Denis Mukwege and Nadia Murad named 2018 Nobel Peace Prize winners

BY: Berlinda M. Entsie
Denis Mukwege and Nadia Murad
Denis Mukwege and Nadia Murad

Denis Mukwege from Congo and Nadia Murad from Iraq have been named as the 2018 Nobel Peace prize winners.

Mukwege and Murad have been recognised for their efforts to end the use of sexual violence as a weapon in war and armed conflict.

The award was announced on Friday October 5, 2018.


Denis Mukwege is a Congolese gynecologist who owns and works win the Panzi Hospital in Bukavu in the democratic Republic of Congo , where he specializes in the treatment of women who have been gang-raped by rebel forces.

He has treated thousands of women who were victims of gang wartime rape since the Second Congo War, some of them more than once, performing up to ten surgeries a day during his 18-hour working days.

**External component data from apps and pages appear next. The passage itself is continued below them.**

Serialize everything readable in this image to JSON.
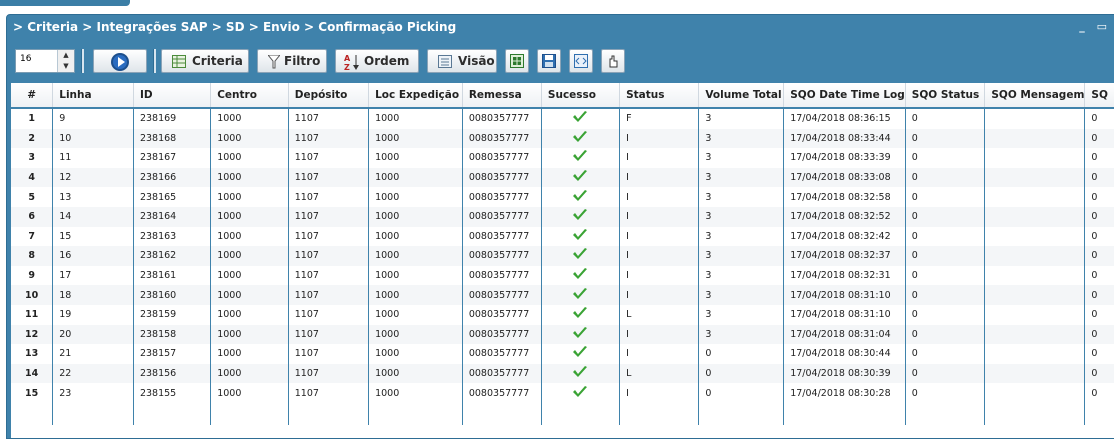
{
  "breadcrumb": "> Criteria > Integrações SAP > SD > Envio > Confirmação Picking",
  "window_controls": "_ ▭",
  "toolbar": {
    "page_size": "16",
    "criteria_label": "Criteria",
    "filtro_label": "Filtro",
    "ordem_label": "Ordem",
    "visao_label": "Visão"
  },
  "columns": [
    "#",
    "Linha",
    "ID",
    "Centro",
    "Depósito",
    "Loc Expedição",
    "Remessa",
    "Sucesso",
    "Status",
    "Volume Total",
    "SQO Date Time Log",
    "SQO Status",
    "SQO Mensagem",
    "SQ"
  ],
  "rows": [
    {
      "n": "1",
      "linha": "9",
      "id": "238169",
      "centro": "1000",
      "deposito": "1107",
      "loc": "1000",
      "remessa": "0080357777",
      "status": "F",
      "volume": "3",
      "dt": "17/04/2018 08:36:15",
      "sqo_status": "0",
      "sqo_msg": "",
      "sq": "0"
    },
    {
      "n": "2",
      "linha": "10",
      "id": "238168",
      "centro": "1000",
      "deposito": "1107",
      "loc": "1000",
      "remessa": "0080357777",
      "status": "I",
      "volume": "3",
      "dt": "17/04/2018 08:33:44",
      "sqo_status": "0",
      "sqo_msg": "",
      "sq": "0"
    },
    {
      "n": "3",
      "linha": "11",
      "id": "238167",
      "centro": "1000",
      "deposito": "1107",
      "loc": "1000",
      "remessa": "0080357777",
      "status": "I",
      "volume": "3",
      "dt": "17/04/2018 08:33:39",
      "sqo_status": "0",
      "sqo_msg": "",
      "sq": "0"
    },
    {
      "n": "4",
      "linha": "12",
      "id": "238166",
      "centro": "1000",
      "deposito": "1107",
      "loc": "1000",
      "remessa": "0080357777",
      "status": "I",
      "volume": "3",
      "dt": "17/04/2018 08:33:08",
      "sqo_status": "0",
      "sqo_msg": "",
      "sq": "0"
    },
    {
      "n": "5",
      "linha": "13",
      "id": "238165",
      "centro": "1000",
      "deposito": "1107",
      "loc": "1000",
      "remessa": "0080357777",
      "status": "I",
      "volume": "3",
      "dt": "17/04/2018 08:32:58",
      "sqo_status": "0",
      "sqo_msg": "",
      "sq": "0"
    },
    {
      "n": "6",
      "linha": "14",
      "id": "238164",
      "centro": "1000",
      "deposito": "1107",
      "loc": "1000",
      "remessa": "0080357777",
      "status": "I",
      "volume": "3",
      "dt": "17/04/2018 08:32:52",
      "sqo_status": "0",
      "sqo_msg": "",
      "sq": "0"
    },
    {
      "n": "7",
      "linha": "15",
      "id": "238163",
      "centro": "1000",
      "deposito": "1107",
      "loc": "1000",
      "remessa": "0080357777",
      "status": "I",
      "volume": "3",
      "dt": "17/04/2018 08:32:42",
      "sqo_status": "0",
      "sqo_msg": "",
      "sq": "0"
    },
    {
      "n": "8",
      "linha": "16",
      "id": "238162",
      "centro": "1000",
      "deposito": "1107",
      "loc": "1000",
      "remessa": "0080357777",
      "status": "I",
      "volume": "3",
      "dt": "17/04/2018 08:32:37",
      "sqo_status": "0",
      "sqo_msg": "",
      "sq": "0"
    },
    {
      "n": "9",
      "linha": "17",
      "id": "238161",
      "centro": "1000",
      "deposito": "1107",
      "loc": "1000",
      "remessa": "0080357777",
      "status": "I",
      "volume": "3",
      "dt": "17/04/2018 08:32:31",
      "sqo_status": "0",
      "sqo_msg": "",
      "sq": "0"
    },
    {
      "n": "10",
      "linha": "18",
      "id": "238160",
      "centro": "1000",
      "deposito": "1107",
      "loc": "1000",
      "remessa": "0080357777",
      "status": "I",
      "volume": "3",
      "dt": "17/04/2018 08:31:10",
      "sqo_status": "0",
      "sqo_msg": "",
      "sq": "0"
    },
    {
      "n": "11",
      "linha": "19",
      "id": "238159",
      "centro": "1000",
      "deposito": "1107",
      "loc": "1000",
      "remessa": "0080357777",
      "status": "L",
      "volume": "3",
      "dt": "17/04/2018 08:31:10",
      "sqo_status": "0",
      "sqo_msg": "",
      "sq": "0"
    },
    {
      "n": "12",
      "linha": "20",
      "id": "238158",
      "centro": "1000",
      "deposito": "1107",
      "loc": "1000",
      "remessa": "0080357777",
      "status": "I",
      "volume": "3",
      "dt": "17/04/2018 08:31:04",
      "sqo_status": "0",
      "sqo_msg": "",
      "sq": "0"
    },
    {
      "n": "13",
      "linha": "21",
      "id": "238157",
      "centro": "1000",
      "deposito": "1107",
      "loc": "1000",
      "remessa": "0080357777",
      "status": "I",
      "volume": "0",
      "dt": "17/04/2018 08:30:44",
      "sqo_status": "0",
      "sqo_msg": "",
      "sq": "0"
    },
    {
      "n": "14",
      "linha": "22",
      "id": "238156",
      "centro": "1000",
      "deposito": "1107",
      "loc": "1000",
      "remessa": "0080357777",
      "status": "L",
      "volume": "0",
      "dt": "17/04/2018 08:30:39",
      "sqo_status": "0",
      "sqo_msg": "",
      "sq": "0"
    },
    {
      "n": "15",
      "linha": "23",
      "id": "238155",
      "centro": "1000",
      "deposito": "1107",
      "loc": "1000",
      "remessa": "0080357777",
      "status": "I",
      "volume": "0",
      "dt": "17/04/2018 08:30:28",
      "sqo_status": "0",
      "sqo_msg": "",
      "sq": "0"
    }
  ],
  "icons": {
    "run": "play-icon",
    "criteria": "grid-table-icon",
    "filtro": "funnel-icon",
    "ordem": "sort-az-icon",
    "visao": "view-list-icon",
    "export": "export-excel-icon",
    "save": "save-disk-icon",
    "code": "code-icon",
    "hand": "hand-pointer-icon",
    "sucesso": "checkmark-icon"
  },
  "colors": {
    "window_blue": "#3f82ab",
    "header_text": "#ffffff",
    "check_green": "#3aa335"
  }
}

Nadia Murad on the other hand is a Yazidi Kurdish human rights activist from Iraq who founded the Nadia's Initiative, an organization dedicated to "helping women and children victimized by genocide, mass atrocities, and human trafficking to heal and re-build their lives and communities.

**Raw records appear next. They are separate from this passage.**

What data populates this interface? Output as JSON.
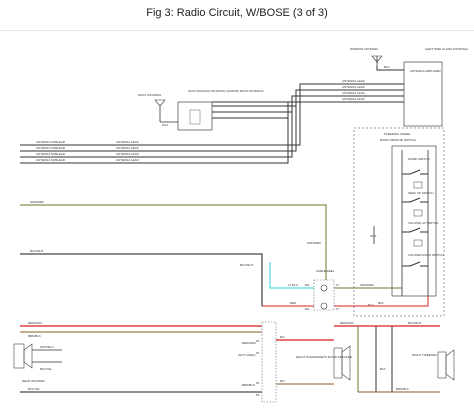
{
  "title": "Fig 3: Radio Circuit, W/BOSE (3 of 3)",
  "window_antenna": {
    "label": "WINDOW ANTENNA",
    "component": "(LEFT SIDE GLASS ANTENNA)",
    "amplifier": "ANTENNA AMPLIFIER",
    "ground": "BLK"
  },
  "roof_antenna": {
    "mast_label": "MAST ANTENNA",
    "module": "(NAVI MODULE OR ROOF) (GRAND) ROOF ANTENNA",
    "nca": "NCA"
  },
  "antenna_leads": [
    "ANTENNA LEAD",
    "ANTENNA LEAD",
    "ANTENNA LEAD",
    "ANTENNA LEAD"
  ],
  "sub_leads": [
    {
      "left": "ANTENNA SUBLEAD",
      "right": "ANTENNA LEAD"
    },
    {
      "left": "ANTENNA SUBLEAD",
      "right": "ANTENNA LEAD"
    },
    {
      "left": "ANTENNA SUBLEAD",
      "right": "ANTENNA LEAD"
    },
    {
      "left": "ANTENNA SUBLEAD",
      "right": "ANTENNA LEAD"
    }
  ],
  "steering": {
    "group": "STEERING WHEEL",
    "switch": "RADIO REMOTE SWITCH",
    "nca": "NCA",
    "switches": [
      "MODE SWITCH",
      "SEEK UP SWITCH",
      "VOLUME UP SWITCH",
      "VOLUME DOWN SWITCH"
    ],
    "ground": "BLK"
  },
  "wires": {
    "grn_red": "GRN/RED",
    "blk_wht": "BLK/WHT",
    "grn_red_2": "GRN/RED",
    "blk_wht_2": "BLK/WHT",
    "lt_blu": "LT BLU",
    "red": "RED",
    "grn_red_3": "GRN/RED",
    "blk": "BLK"
  },
  "cable_reel": {
    "label": "CABLE REEL",
    "pins": [
      "B12",
      "B11",
      "C7",
      "C7"
    ]
  },
  "speaker_section": {
    "left": {
      "wires": [
        "RED/GRN",
        "BRN/BLK",
        "BLK/YEL",
        "WHT/BLU",
        "BLK/YEL"
      ],
      "component": "REAR WOOFER"
    },
    "center": {
      "wires": [
        "RED/GRN",
        "(NOT USED)",
        "BRN/BLK"
      ],
      "pins": [
        "P4",
        "P3",
        "P6",
        "P5"
      ],
      "right_pins": [
        "B12",
        "B13"
      ],
      "component": "RIGHT PASSENGER'S DOOR SPEAKER"
    },
    "right": {
      "wires": [
        "RED/GRN",
        "BLK/WHT",
        "BRN/BLK",
        "BLK"
      ],
      "component": "RIGHT TWEETER"
    }
  }
}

The two were selected out of a toral of 331 candidates out of which 216 were individuals and 115 organizations.

According the statement announcing the prize, "Denis Mukwege and Nadia Murad both put their personal security at risk by courageously combating war crimes and seeking justice for the victims."

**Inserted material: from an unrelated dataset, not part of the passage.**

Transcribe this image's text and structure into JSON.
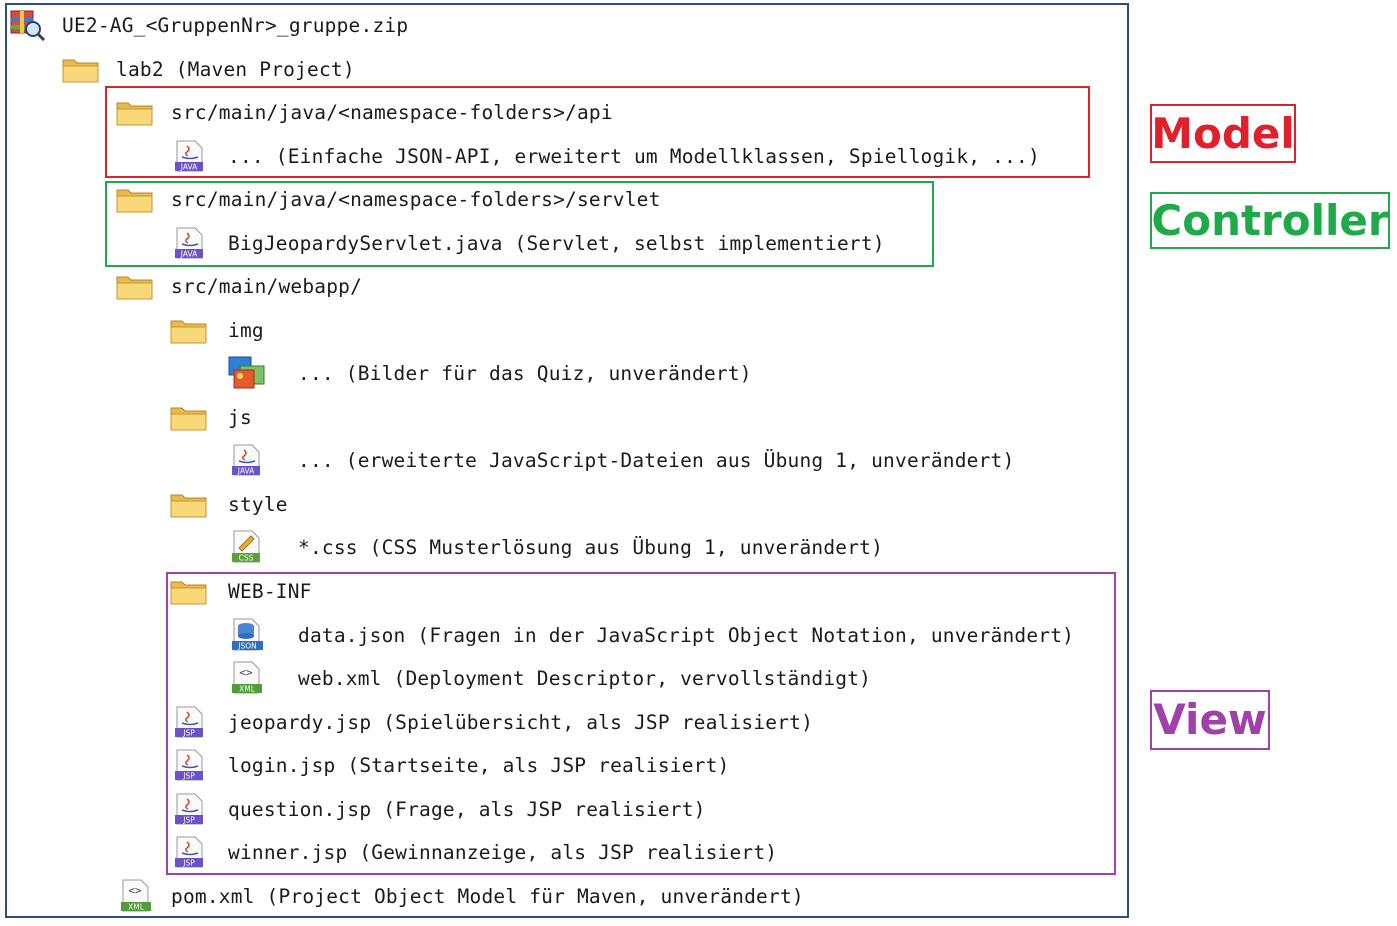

The 2018 prize is worth nine million Swedish kronor (£760,000).

Background

The Nobel Prize is considered the most prestigious award in the world.

Prize-winning discoveries include X-rays, radioactivity and penicillin. Peace Laureates include Nelson Mandela and the 14th Dalai Lama.

Nobel Laureates in Literature, including Gabriel García Márquez and Doris Lessing, have thrilled readers with works such as One Hundred Years of Solitude and The Grass is Singing.

Each year, thousands of members of academies, university professors, scientists, previous Nobel Laureates and members of parliamentary assemblies and others, are asked to submit candidates for the Nobel Prizes for the coming year.

The nominators are chosen in such a way that as many countries and universities as possible are represented over time.

After receiving all nominations, the Nobel Committees of the four prize awarding institutions (the Royal Swedish Academy of Sciences, Karolinska Institutet, the Swedish Academy and the Noble Prize) are responsible for the selection of the candidates.